Segment Open
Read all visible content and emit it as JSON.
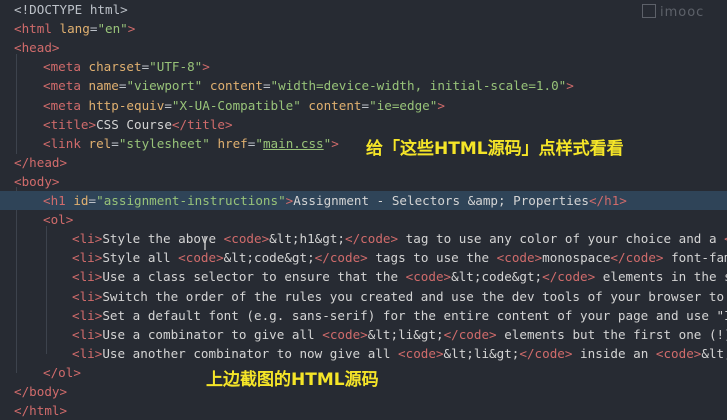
{
  "editor": {
    "lines": [
      {
        "indent": 0,
        "tokens": [
          [
            "d",
            "<!DOCTYPE html>"
          ]
        ]
      },
      {
        "indent": 0,
        "tokens": [
          [
            "t",
            "<html "
          ],
          [
            "a",
            "lang"
          ],
          [
            "d",
            "="
          ],
          [
            "s",
            "\"en\""
          ],
          [
            "t",
            ">"
          ]
        ]
      },
      {
        "indent": 0,
        "tokens": [
          [
            "t",
            "<head>"
          ]
        ]
      },
      {
        "indent": 1,
        "tokens": [
          [
            "t",
            "<meta "
          ],
          [
            "a",
            "charset"
          ],
          [
            "d",
            "="
          ],
          [
            "s",
            "\"UTF-8\""
          ],
          [
            "t",
            ">"
          ]
        ]
      },
      {
        "indent": 1,
        "tokens": [
          [
            "t",
            "<meta "
          ],
          [
            "a",
            "name"
          ],
          [
            "d",
            "="
          ],
          [
            "s",
            "\"viewport\""
          ],
          [
            "d",
            " "
          ],
          [
            "a",
            "content"
          ],
          [
            "d",
            "="
          ],
          [
            "s",
            "\"width=device-width, initial-scale=1.0\""
          ],
          [
            "t",
            ">"
          ]
        ]
      },
      {
        "indent": 1,
        "tokens": [
          [
            "t",
            "<meta "
          ],
          [
            "a",
            "http-equiv"
          ],
          [
            "d",
            "="
          ],
          [
            "s",
            "\"X-UA-Compatible\""
          ],
          [
            "d",
            " "
          ],
          [
            "a",
            "content"
          ],
          [
            "d",
            "="
          ],
          [
            "s",
            "\"ie=edge\""
          ],
          [
            "t",
            ">"
          ]
        ]
      },
      {
        "indent": 1,
        "tokens": [
          [
            "t",
            "<title>"
          ],
          [
            "tx",
            "CSS Course"
          ],
          [
            "t",
            "</title>"
          ]
        ]
      },
      {
        "indent": 1,
        "tokens": [
          [
            "t",
            "<link "
          ],
          [
            "a",
            "rel"
          ],
          [
            "d",
            "="
          ],
          [
            "s",
            "\"stylesheet\""
          ],
          [
            "d",
            " "
          ],
          [
            "a",
            "href"
          ],
          [
            "d",
            "="
          ],
          [
            "s",
            "\""
          ],
          [
            "su",
            "main.css"
          ],
          [
            "s",
            "\""
          ],
          [
            "t",
            ">"
          ]
        ]
      },
      {
        "indent": 0,
        "tokens": [
          [
            "t",
            "</head>"
          ]
        ]
      },
      {
        "indent": 0,
        "tokens": [
          [
            "t",
            "<body>"
          ]
        ]
      },
      {
        "indent": 1,
        "hl": true,
        "tokens": [
          [
            "t",
            "<h1 "
          ],
          [
            "a",
            "id"
          ],
          [
            "d",
            "="
          ],
          [
            "s",
            "\"assignment-instructions\""
          ],
          [
            "t",
            ">"
          ],
          [
            "tx",
            "Assignment - Selectors &amp; Properties"
          ],
          [
            "t",
            "</h1>"
          ]
        ]
      },
      {
        "indent": 1,
        "tokens": [
          [
            "t",
            "<ol>"
          ]
        ]
      },
      {
        "indent": 2,
        "tokens": [
          [
            "t",
            "<li>"
          ],
          [
            "tx",
            "Style the above "
          ],
          [
            "t",
            "<code>"
          ],
          [
            "tx",
            "&lt;h1&gt;"
          ],
          [
            "t",
            "</code>"
          ],
          [
            "tx",
            " tag to use any color of your choice and a "
          ],
          [
            "t",
            "<c"
          ]
        ]
      },
      {
        "indent": 2,
        "tokens": [
          [
            "t",
            "<li>"
          ],
          [
            "tx",
            "Style all "
          ],
          [
            "t",
            "<code>"
          ],
          [
            "tx",
            "&lt;code&gt;"
          ],
          [
            "t",
            "</code>"
          ],
          [
            "tx",
            " tags to use the "
          ],
          [
            "t",
            "<code>"
          ],
          [
            "tx",
            "monospace"
          ],
          [
            "t",
            "</code>"
          ],
          [
            "tx",
            " font-fami"
          ]
        ]
      },
      {
        "indent": 2,
        "tokens": [
          [
            "t",
            "<li>"
          ],
          [
            "tx",
            "Use a class selector to ensure that the "
          ],
          [
            "t",
            "<code>"
          ],
          [
            "tx",
            "&lt;code&gt;"
          ],
          [
            "t",
            "</code>"
          ],
          [
            "tx",
            " elements in the se"
          ]
        ]
      },
      {
        "indent": 2,
        "tokens": [
          [
            "t",
            "<li>"
          ],
          [
            "tx",
            "Switch the order of the rules you created and use the dev tools of your browser to u"
          ]
        ]
      },
      {
        "indent": 2,
        "tokens": [
          [
            "t",
            "<li>"
          ],
          [
            "tx",
            "Set a default font (e.g. sans-serif) for the entire content of your page and use \"In"
          ]
        ]
      },
      {
        "indent": 2,
        "tokens": [
          [
            "t",
            "<li>"
          ],
          [
            "tx",
            "Use a combinator to give all "
          ],
          [
            "t",
            "<code>"
          ],
          [
            "tx",
            "&lt;li&gt;"
          ],
          [
            "t",
            "</code>"
          ],
          [
            "tx",
            " elements but the first one (!) "
          ]
        ]
      },
      {
        "indent": 2,
        "tokens": [
          [
            "t",
            "<li>"
          ],
          [
            "tx",
            "Use another combinator to now give all "
          ],
          [
            "t",
            "<code>"
          ],
          [
            "tx",
            "&lt;li&gt;"
          ],
          [
            "t",
            "</code>"
          ],
          [
            "tx",
            " inside an "
          ],
          [
            "t",
            "<code>"
          ],
          [
            "tx",
            "&lt;o"
          ]
        ]
      },
      {
        "indent": 1,
        "tokens": [
          [
            "t",
            "</ol>"
          ]
        ]
      },
      {
        "indent": 0,
        "tokens": [
          [
            "t",
            "</body>"
          ]
        ]
      },
      {
        "indent": 0,
        "tokens": [
          [
            "t",
            "</html>"
          ]
        ]
      }
    ]
  },
  "captions": {
    "top": "给「这些HTML源码」点样式看看",
    "bottom": "上边截图的HTML源码"
  },
  "watermark": {
    "text": "imooc"
  },
  "colors": {
    "background": "#272b33",
    "tag": "#d06b6b",
    "attribute": "#e0b070",
    "string": "#98c379",
    "text": "#d4d4d4",
    "highlight_line": "#2f4458",
    "caption": "#f5e528"
  }
}
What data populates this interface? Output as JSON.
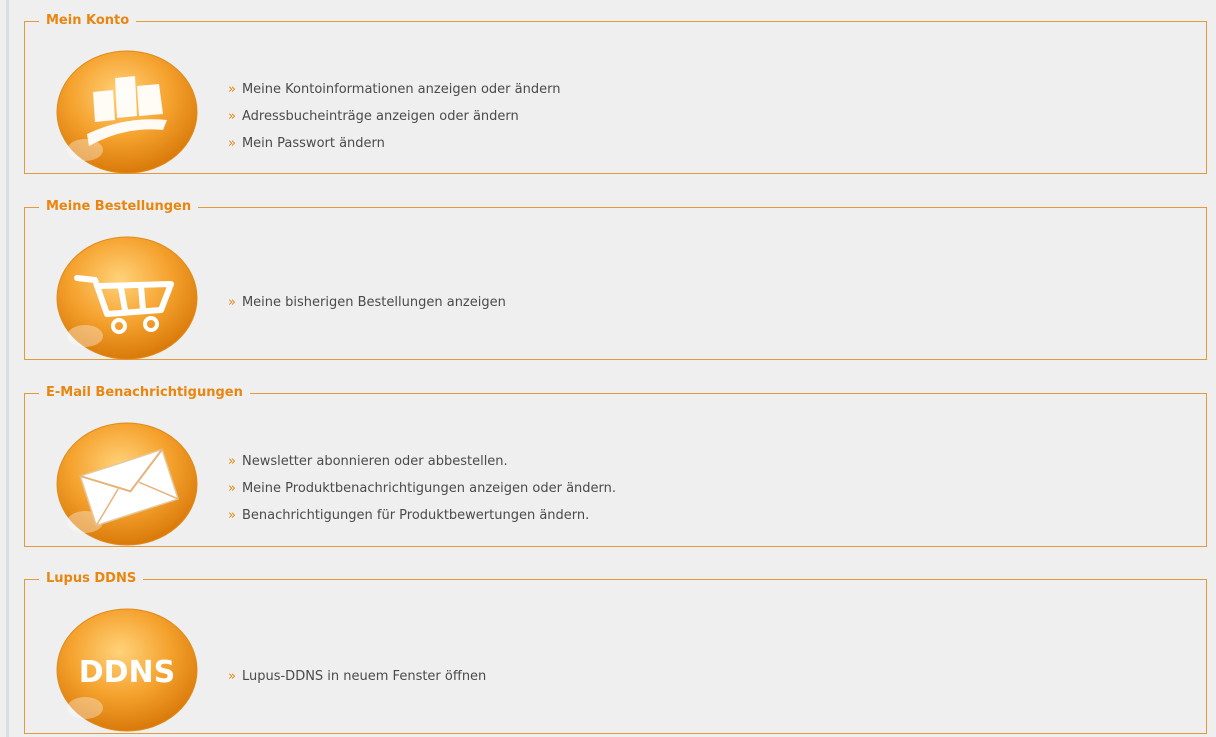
{
  "sections": [
    {
      "title": "Mein Konto",
      "icon": "account-cards-icon",
      "links": [
        "Meine Kontoinformationen anzeigen oder ändern",
        "Adressbucheinträge anzeigen oder ändern",
        "Mein Passwort ändern"
      ]
    },
    {
      "title": "Meine Bestellungen",
      "icon": "shopping-cart-icon",
      "links": [
        "Meine bisherigen Bestellungen anzeigen"
      ]
    },
    {
      "title": "E-Mail Benachrichtigungen",
      "icon": "envelope-icon",
      "links": [
        "Newsletter abonnieren oder abbestellen.",
        "Meine Produktbenachrichtigungen anzeigen oder ändern.",
        "Benachrichtigungen für Produktbewertungen ändern."
      ]
    },
    {
      "title": "Lupus DDNS",
      "icon": "ddns-icon",
      "icon_text": "DDNS",
      "links": [
        "Lupus-DDNS in neuem Fenster öffnen"
      ]
    }
  ],
  "bullet": "»",
  "colors": {
    "accent": "#e8860f",
    "border": "#e49a3c",
    "background": "#efefef",
    "link_text": "#4a4a4a"
  }
}
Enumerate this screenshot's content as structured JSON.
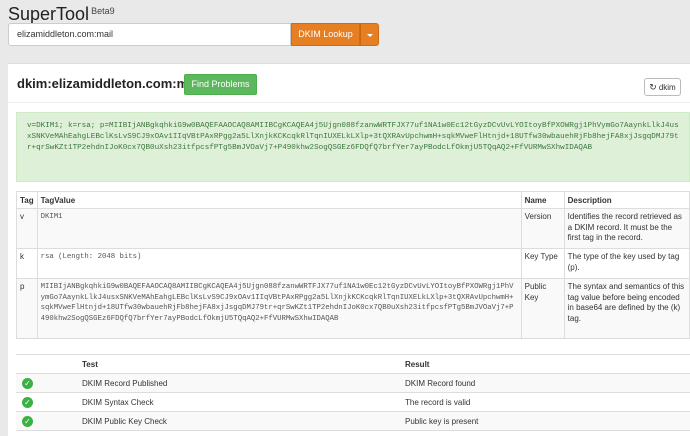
{
  "app": {
    "name": "SuperTool",
    "badge": "Beta9"
  },
  "search": {
    "value": "elizamiddleton.com:mail",
    "button_label": "DKIM Lookup"
  },
  "result": {
    "title": "dkim:elizamiddleton.com:mail",
    "find_problems_label": "Find Problems",
    "refresh_label": "dkim",
    "raw_record": "v=DKIM1; k=rsa; p=MIIBIjANBgkqhkiG9w0BAQEFAAOCAQ8AMIIBCgKCAQEA4j5Ujgn088fzanwWRTFJX77uf1NA1w0Ec12tGyzDCvUvLYOItoyBfPXOWRgj1PhVymGo7AaynkLlkJ4usxSNKVeMAhEahgLEBclKsLvS9CJ9xOAv1IIqVBtPAxRPgg2a5LlXnjkKCKcqkRlTqnIUXELkLXlp+3tQXRAvUpchwmH+sqkMVweFlHtnjd+18UTfw30wbauehRjFb8hejFA8xjJsgqDMJ79tr+qrSwKZt1TP2ehdnIJoK0cx7QB0uXsh23itfpcsfPTg5BmJVOaVj7+P490khw2SogQSGEz6FDQfQ7brfYer7ayPBodcLfOkmjU5TQqAQ2+FfVURMwSXhwIDAQAB"
  },
  "tag_table": {
    "headers": [
      "Tag",
      "TagValue",
      "Name",
      "Description"
    ],
    "rows": [
      {
        "tag": "v",
        "value": "DKIM1",
        "name": "Version",
        "description": "Identifies the record retrieved as a DKIM record. It must be the first tag in the record."
      },
      {
        "tag": "k",
        "value": "rsa (Length: 2048 bits)",
        "name": "Key Type",
        "description": "The type of the key used by tag (p)."
      },
      {
        "tag": "p",
        "value": "MIIBIjANBgkqhkiG9w0BAQEFAAOCAQ8AMIIBCgKCAQEA4j5Ujgn088fzanwWRTFJX77uf1NA1w0Ec12tGyzDCvUvLYOItoyBfPXOWRgj1PhVymGo7AaynkLlkJ4usxSNKVeMAhEahgLEBclKsLvS9CJ9xOAv1IIqVBtPAxRPgg2a5LlXnjkKCKcqkRlTqnIUXELkLXlp+3tQXRAvUpchwmH+sqkMVweFlHtnjd+18UTfw30wbauehRjFb8hejFA8xjJsgqDMJ79tr+qrSwKZt1TP2ehdnIJoK0cx7QB0uXsh23itfpcsfPTg5BmJVOaVj7+P490khw2SogQSGEz6FDQfQ7brfYer7ayPBodcLfOkmjU5TQqAQ2+FfVURMwSXhwIDAQAB",
        "name": "Public Key",
        "description": "The syntax and semantics of this tag value before being encoded in base64 are defined by the (k) tag."
      }
    ]
  },
  "results_table": {
    "headers": [
      "",
      "Test",
      "Result"
    ],
    "rows": [
      {
        "status": "ok",
        "test": "DKIM Record Published",
        "result": "DKIM Record found"
      },
      {
        "status": "ok",
        "test": "DKIM Syntax Check",
        "result": "The record is valid"
      },
      {
        "status": "ok",
        "test": "DKIM Public Key Check",
        "result": "Public key is present"
      }
    ]
  },
  "colors": {
    "accent_orange": "#e67e22",
    "success_green": "#5cb85c",
    "record_bg": "#dff0d8",
    "record_text": "#3c763d"
  }
}
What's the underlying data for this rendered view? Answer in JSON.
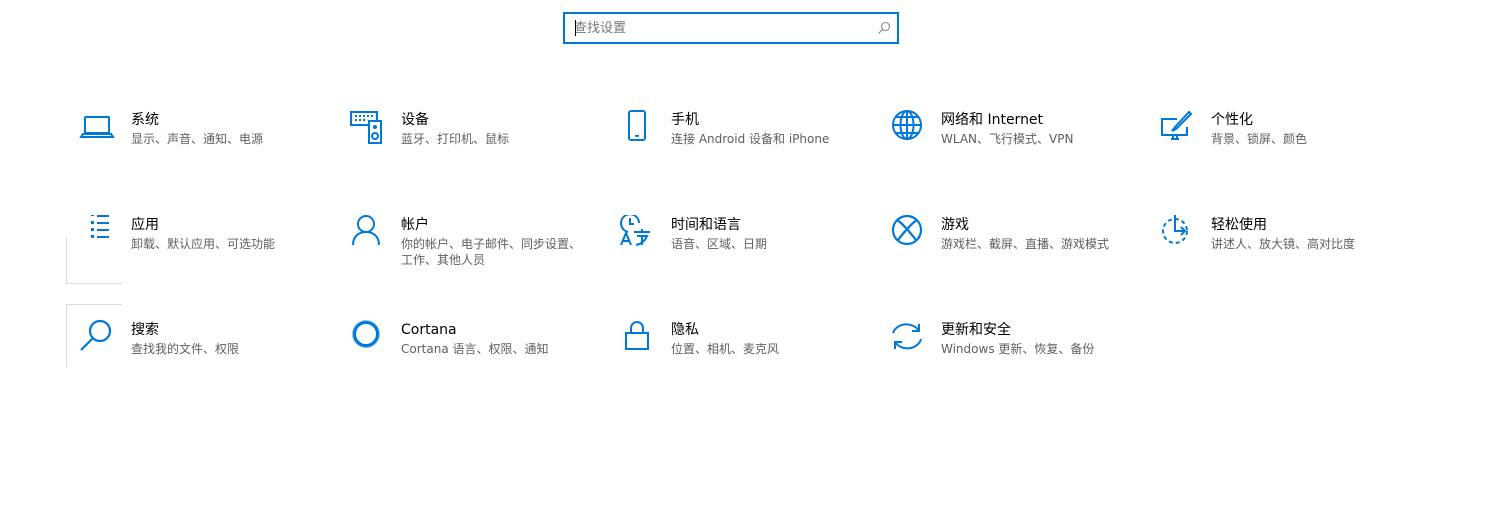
{
  "search": {
    "placeholder": "查找设置"
  },
  "colors": {
    "accent": "#0078d7",
    "title_text": "#000000",
    "description_text": "#5f5f5f"
  },
  "tiles": [
    {
      "title": "系统",
      "description": "显示、声音、通知、电源",
      "icon": "laptop-icon"
    },
    {
      "title": "设备",
      "description": "蓝牙、打印机、鼠标",
      "icon": "devices-keyboard-speaker-icon"
    },
    {
      "title": "手机",
      "description": "连接 Android 设备和 iPhone",
      "icon": "phone-icon"
    },
    {
      "title": "网络和 Internet",
      "description": "WLAN、飞行模式、VPN",
      "icon": "globe-icon"
    },
    {
      "title": "个性化",
      "description": "背景、锁屏、颜色",
      "icon": "paint-monitor-icon"
    },
    {
      "title": "应用",
      "description": "卸载、默认应用、可选功能",
      "icon": "app-list-icon"
    },
    {
      "title": "帐户",
      "description": "你的帐户、电子邮件、同步设置、工作、其他人员",
      "icon": "person-icon"
    },
    {
      "title": "时间和语言",
      "description": "语音、区域、日期",
      "icon": "time-language-icon"
    },
    {
      "title": "游戏",
      "description": "游戏栏、截屏、直播、游戏模式",
      "icon": "xbox-icon"
    },
    {
      "title": "轻松使用",
      "description": "讲述人、放大镜、高对比度",
      "icon": "ease-of-access-icon"
    },
    {
      "title": "搜索",
      "description": "查找我的文件、权限",
      "icon": "search-magnifier-icon"
    },
    {
      "title": "Cortana",
      "description": "Cortana 语言、权限、通知",
      "icon": "cortana-ring-icon"
    },
    {
      "title": "隐私",
      "description": "位置、相机、麦克风",
      "icon": "lock-icon"
    },
    {
      "title": "更新和安全",
      "description": "Windows 更新、恢复、备份",
      "icon": "sync-arrows-icon"
    }
  ]
}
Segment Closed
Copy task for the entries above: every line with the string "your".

**Exercise response:**
            " tag to use any color of your choice and a "
            "Switch the order of the rules you created and use the dev tools of your browser to u"
            "Set a default font (e.g. sans-serif) for the entire content of your page and use \"In"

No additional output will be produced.